“Two themes JB was anxious to convey in his novels were, firstly, that the veneer of civilisation is very thin, easily exposing the horrors beneath and, secondly, that evil comes in very attractive forms, making it all the harder to resist.”

So what shaped John Buchan – government administrator, First World War officer, MP, tax lawyer, journalist, literary adviser, author, and Governor General of Canada?

He was born in Perth in Scotland in 1875, the son of John, a Free Church of Scotland minister, and Helen, the daughter of a sheep farmer. His jolly and caring father (who loved to sing Scottish folk songs and regularly gave away his tram fare to the poor despite the family’s modest income) opened his eyes to inequality, and summers spent with his mother’s family in the Scottish Borders engendered a lifelong love of nature and the outdoors.

At the age of 17, Buchan went to study classics and mathematics at Glasgow University on a scholarship; a second scholarship took him to Brasenose College, Oxford to continue his studies.
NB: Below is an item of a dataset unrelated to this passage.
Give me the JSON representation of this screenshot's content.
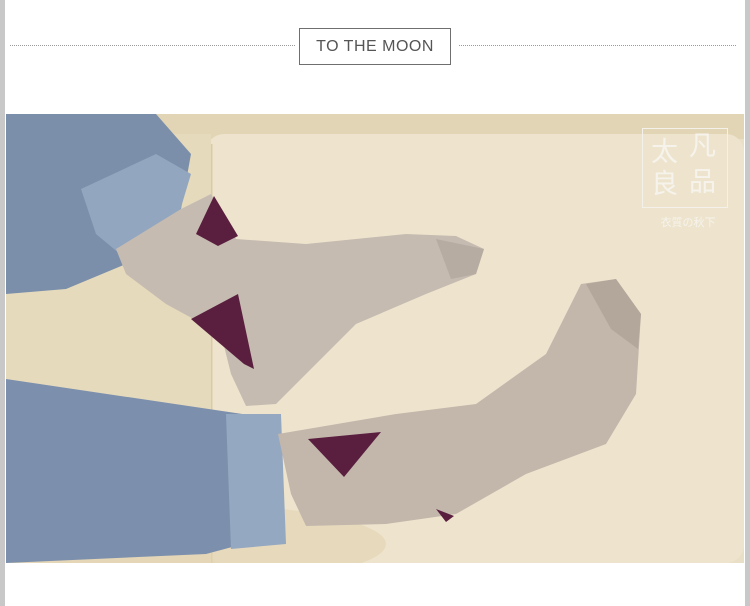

He graduated with a Doctor of Laws, but also wrote regularly, having several stories and essays published.

In 1900 he was apprenticed to a London law firm – an unhappy, lonely period in his life which perhaps influenced the mood of Richard Hannay on his own return to London at the start of our story.

By 1902, Buchan had accepted a post as private secretary to Lord Milner, High Commissioner of South Africa, and travelled extensively in that country.

On his return to England, he became a partner in a publishing firm, Thomas Nelson & Son, was appointed as assistant editor of The Spectator, read for and was called to the Bar, and got married to Susan Grosvenor – all within two eventful years, 1906 and 1907.

It may have been this frenetic lifestyle that caused a duodenal ulcer which left him bedbound and bored in Broadstairs for some months in 1914 – an enforced convalescence that led to his most famous novel, The 39 Steps.

Writing in his old magazine The Spectator in 2015, another granddaughter, Ursula Buchan, tells us: “The novel was serialised in Blackwood’s Magazine between July and September 1915, and appeared in book form in October, when it was an immediate critical and commercial success, selling 25,000 copies in the first six weeks.

“The plot was, of course, informed by the febrile international situation in the summer of 1914; the title came from the number of wooden steps that led down to a Broadstairs beach, counted for Buchan by his six-year-old daughter, Alice.”

In 1934, an up-and-coming young English film director, Alfred Hitchcock, optioned the book from Buchan and made a movie which later became acclaimed as one of the best British movies ever made, and made its director a star in the States.

Ursula tells us: “Much of the plot was changed to accommodate a love interest and to reflect the different international situation, 20 years on from 1915. Hannay, played by Robert Donat, acquires a beautiful but reluctant companion, Pamela (Madeleine Carroll). The scene where they have to share a room in a Scottish inn and she removes her stocking, while handcuffed to him, gives off an erotic spark even now.

“An amused Buchan told Hitchcock at the premiere that the film was a great improvement on the book; only my loyal granny could never be reconciled to Hitchcock changing the story.”

For many people, it could be the zenith of their lives – for Buchan, the best was yet to come. In yet another remarkable career change, he was elevated to the peerage, becoming Lord Tweedsmuir, and spent the last five years of his life as the much-loved Governor General of Canada. When he died in Montreal in 1940, he was given a state funeral in the country before his ashes were returned to England, where they are buried in the churchyard of St Thomas’s in Elsfield, Oxfordshire.

And it’s heartening to know that, despite his warnings about the fragility of civilisation, Buchan always maintained an enduring belief in human nature: “The task of leadership is not to put greatness into humanity, but to elicit it,” he said. “For the greatness is already there.”


The 39 Steps play at Theatre by the Lake from Thu 3 August – Fri 2 September. Tickets available here.